After a mixed 2022, we’re optimistic the next 12 months will be positive for property owners, especially here in Sydney’s East.

We give our view on what’s likely to happen over 2023 when it comes to the local real estate market.

  1. Interest rates will stop rising in 2023 (any may even start to fall)

Sydney’s median property price fell -12.1% over 2022, according to CoreLogic. The single biggest factor behind this was rising interest rates, with the official crash rate from 0.1% to 3.1% between May and December.

As the official rate went up, the banks allowed the following, lifting their average variable home loan rates from around 3% to 6%. This meant that someone with a $1 million principal and interest home loan could have found their mortgage repayments increasing from around $4,200 a month to almost $6,000 a month.* As people could afford to borrow less, they also had less to offer on new homes, and this put a natural cap on the market.

On top of this, the uncertainty of when interest rates would stop rising made many people more cautious about buying.

We’re hopeful there shouldn’t be too much more pain for mortgage holders and that, once interest rate rises end, we’ll also see a positive impact on the property market.

Here’s where economists from the big four see interest rates heading this year.

BankForecast cash rate peakMonth of peakForecast rate cut
NAB3.85%May 2023Nov 2024
ANZ3.85%May 2023Nov 2024
Westpac3.85%June 2023Early 2024
CBA3.35%February 2023Late 2023
  1. Confidence to return across the market

Market booms and falls always create their own energy, with positive or negative emotions often taking hold to amplify gains or losses. We saw this in the boom property market of 2021, when a sense of FOMO (fear of missing out) took hold and some buyers were prepared to pay ‘whatever it took’ to secure their next home.

We saw the reverse in 2022 when some would-be buyers became spooked and withdrew from the market altogether, fearing further price falls.

We expect this situation to change across 2023 as interest rates stabilise and more buyers begin to see relative value in the local property market.

When confidence does return, it can cause prices to jump sharply. That’s exactly what happened after the last period of decline between 2017 and 2019, with Sydney house prices rising 5.7% in the final quarter of 2019 and another 2.6% in the first quarter of 2020.

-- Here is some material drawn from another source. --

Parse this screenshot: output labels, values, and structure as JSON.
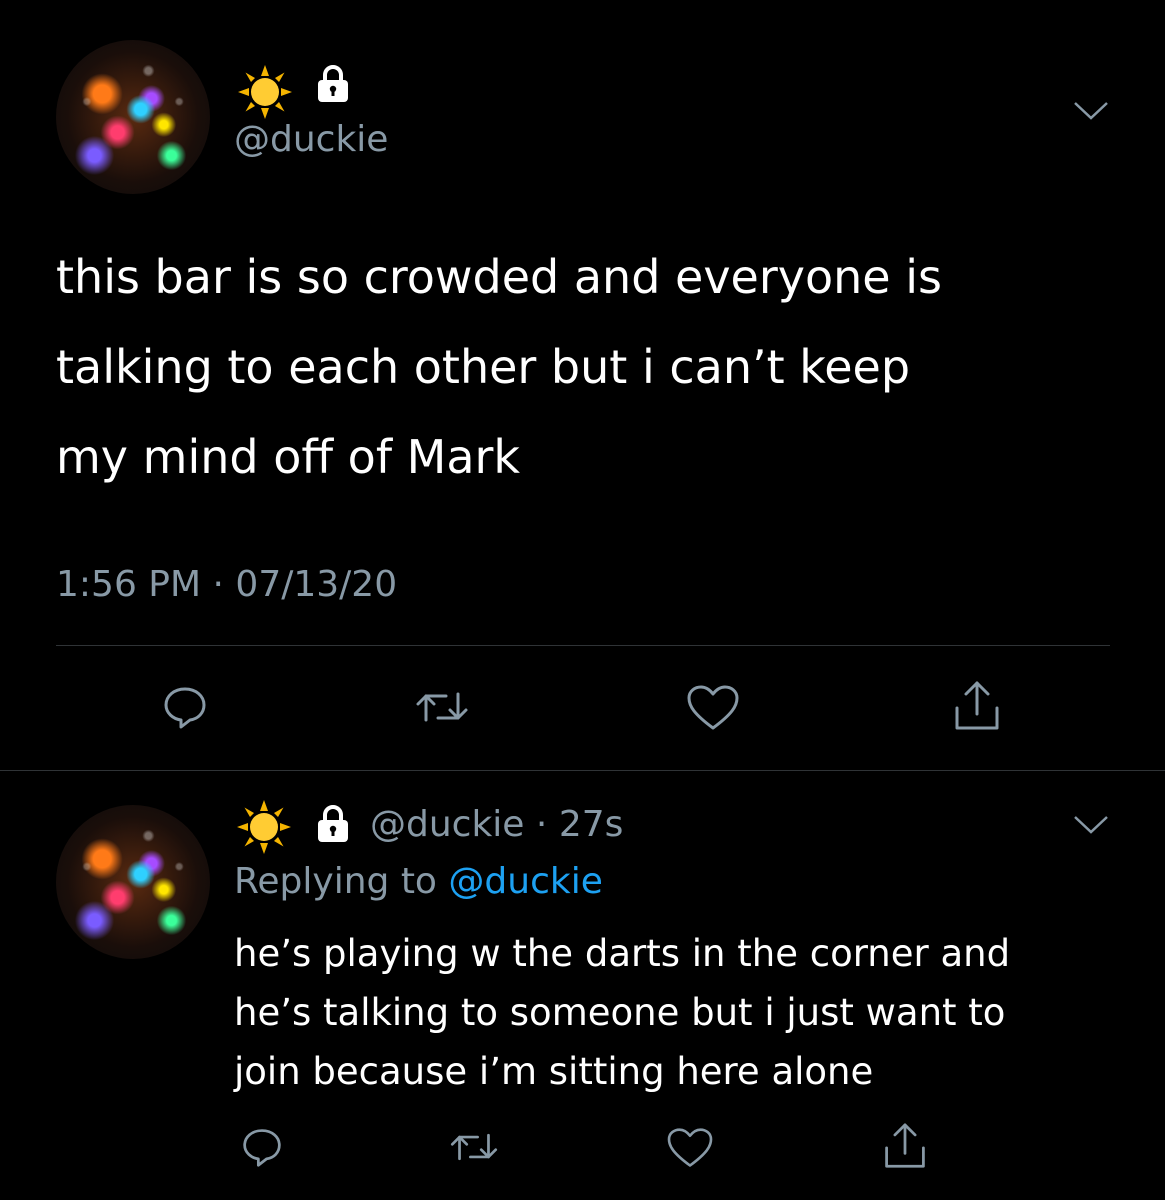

  1. The rental market to drive first homeowners to buy

While there has been a lot of media focus on Sydney’s falling sales prices, less is being said about the runway rental market. Proptrack data showed that in 2022, Sydney rents rose 10% – the fastest rate of growth on record – as demand surged and the number of listings dried up.

With rents becoming less affordable, we expect more tenants to do their sums and arrive at the conclusion that buying a home makes financial sense. We also expect to see more investors come out from the woodwork and look to add to their portfolios to take advantage of stronger yields.

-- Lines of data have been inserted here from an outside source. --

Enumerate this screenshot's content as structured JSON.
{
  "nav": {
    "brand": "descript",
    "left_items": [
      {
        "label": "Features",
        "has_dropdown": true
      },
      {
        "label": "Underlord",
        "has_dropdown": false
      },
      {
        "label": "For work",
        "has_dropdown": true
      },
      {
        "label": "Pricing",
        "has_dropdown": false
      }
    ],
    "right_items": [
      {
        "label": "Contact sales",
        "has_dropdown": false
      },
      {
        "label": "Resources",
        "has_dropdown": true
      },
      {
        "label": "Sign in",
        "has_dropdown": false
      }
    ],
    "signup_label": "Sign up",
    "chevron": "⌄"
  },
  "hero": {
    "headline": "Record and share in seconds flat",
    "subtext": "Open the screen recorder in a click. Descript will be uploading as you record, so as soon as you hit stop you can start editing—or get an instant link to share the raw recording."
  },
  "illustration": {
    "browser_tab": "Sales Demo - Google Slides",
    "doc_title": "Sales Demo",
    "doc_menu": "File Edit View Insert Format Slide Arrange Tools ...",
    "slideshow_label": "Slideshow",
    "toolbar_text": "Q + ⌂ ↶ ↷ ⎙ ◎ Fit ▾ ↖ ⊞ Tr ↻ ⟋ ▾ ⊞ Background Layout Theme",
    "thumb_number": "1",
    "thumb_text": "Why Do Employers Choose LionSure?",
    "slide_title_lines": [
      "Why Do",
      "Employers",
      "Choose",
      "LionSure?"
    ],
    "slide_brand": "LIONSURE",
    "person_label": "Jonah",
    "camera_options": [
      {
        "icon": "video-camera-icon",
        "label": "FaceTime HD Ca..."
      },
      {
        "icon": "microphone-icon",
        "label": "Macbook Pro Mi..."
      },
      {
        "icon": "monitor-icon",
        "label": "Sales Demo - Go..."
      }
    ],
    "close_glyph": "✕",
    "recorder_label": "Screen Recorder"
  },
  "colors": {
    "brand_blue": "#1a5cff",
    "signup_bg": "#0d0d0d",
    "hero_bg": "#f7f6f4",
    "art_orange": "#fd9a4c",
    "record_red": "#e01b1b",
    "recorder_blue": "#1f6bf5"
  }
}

As this happens, it could place pressure on prices, particularly in the entry-level and apartment markets. This could have flow-on effects through the property market.

  1. The Eastern Beaches to stay strong

At the end of last year, we noted that the Eastern Beaches had outperformed most other areas over the past couple of years, with house prices in suburbs such as Bronte (66.2%) and South Coogee (53.1%), seeing phenomenal growth.

This has been part of a trend towards beachside living, with people prepared to pay more for proximity to the Pacific Ocean.

We don’t see any signs of this phenomenon slowing down, with a high number of enquiries and strong demand for the Eastern Suburbs, especially here on the beaches. At the same time, geographical constraints mean there will always be limited supply.

For that reason, we expect our area will be one of the strongest performers over 2023 and beyond.

Want more?

If you’d like to know more about the current market or receive a free appraisal of your home, please feel free to get in touch.

* This was calculated on a $1 million principal and interest home loan taken over 30 years with no extra charges and an interest rate of 3% and 6%.

Source: Director Auctioneer, Adrian Bo